About one-third (32%) of firms have seen an increase in cyberattacks over the past 12 months across their entire IT stack, most notably endpoints, network and operational technology devices, according to research findings from Telstra.
Meanwhile, 66% of organisations that experienced significantly increased serious security incidents also observed a surge in serious breaches.
Working with Omdia, Telstra surveyed 250 senior technology decision makers at the end of 2022, to understand the state of Security Operations (SecOps) in North Asia, assessing security automation maturity across a range of complex technology environments and threats.
Half of those surveyed were IT executives, including CIO, CTO and CISO, and the rest were senior technology leaders and senior consultants. The key sectors focused on were BFSI, Transport & Logistics, Retail & Wholesale, Manufacturing and Healthcare.
The purpose of the survey was to discover how organisations secure and defend their business from threats through automation, by exploring security automation maturity across the technology stack and end-to-end threat management.
“There is a real opportunity for organisations to leverage automation to drive operational efficiency and address known security incidents, allowing operational teams to focus on higher risk threats. This has the potential to reduce staff burnout and better safeguard vital business assets,” said Paul Abfalter, head of North Asia at Telstra.
Findings show that 40% of firms lost revenue due to these attacks, while 38% suffered reputational damage and 34% sustained operational downtime.
However, security leaders are confident that with better security automation, they could reduce nearly 50% of all serious security incidents.
The research also found that only 24% of regional organisations are advanced in leveraging security automation, confirming that the rate of security automation is relatively low in North Asia, with limited use across the region.
Adam Etherington, senior principal analyst for Digital Enterprise Services at OMDIA, said that leveraging automation in SecOps can enrich threat telemetry, unify toolsets, and harness AI/ML advancements to better protect, detect and respond to advanced persistent threats.
But Etherington said technology alone won’t solve the problem. Third party expertise is critical to address people, process and tool impacts within each firm’s industry context, regulatory requirements, and corporate objectives.
Although many organisations are investing in additional cybersecurity platforms to overcome rising incidents and breaches, this has resulted in sprawling toolsets that generate a higher volume of alerts and false positives.
The survey found that a large volume of threat alerts, alarms, tickets, and possible incidents generated by various security tools are causing issues for security professionals.
The false positives overwhelming security teams are caused by a dramatic increase in the attack surface as more operational technology (OT) devices become integrated with IT systems, lagging patch and device management across legacy technologies and a wide variety of non-integrated toolsets.
“Security executives must continually assess their organisational cybersecurity resilience to support ongoing digital transformation, leverage the right cyber partner and unlock value from security tools. Reaching optimised automation can be a long journey,” said Abfalter.

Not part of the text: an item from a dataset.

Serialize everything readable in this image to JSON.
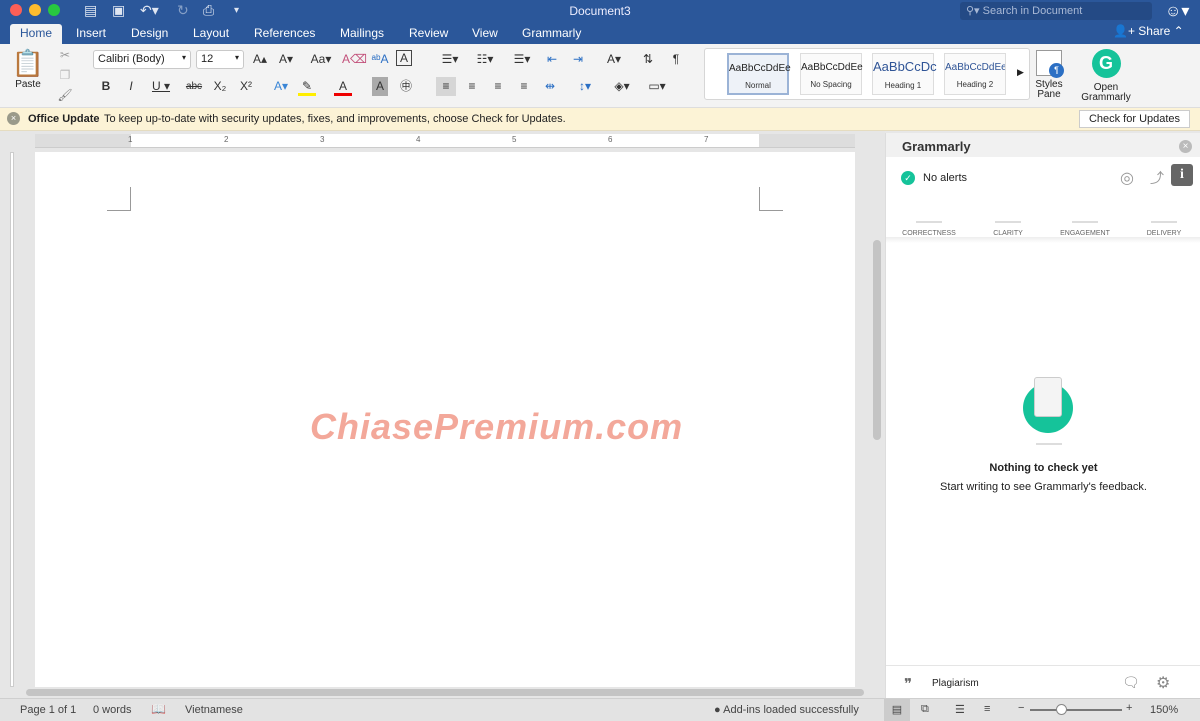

“It is important to work with experienced and trusted specialists to discover the best adoption and operational model for your organisation,” he added.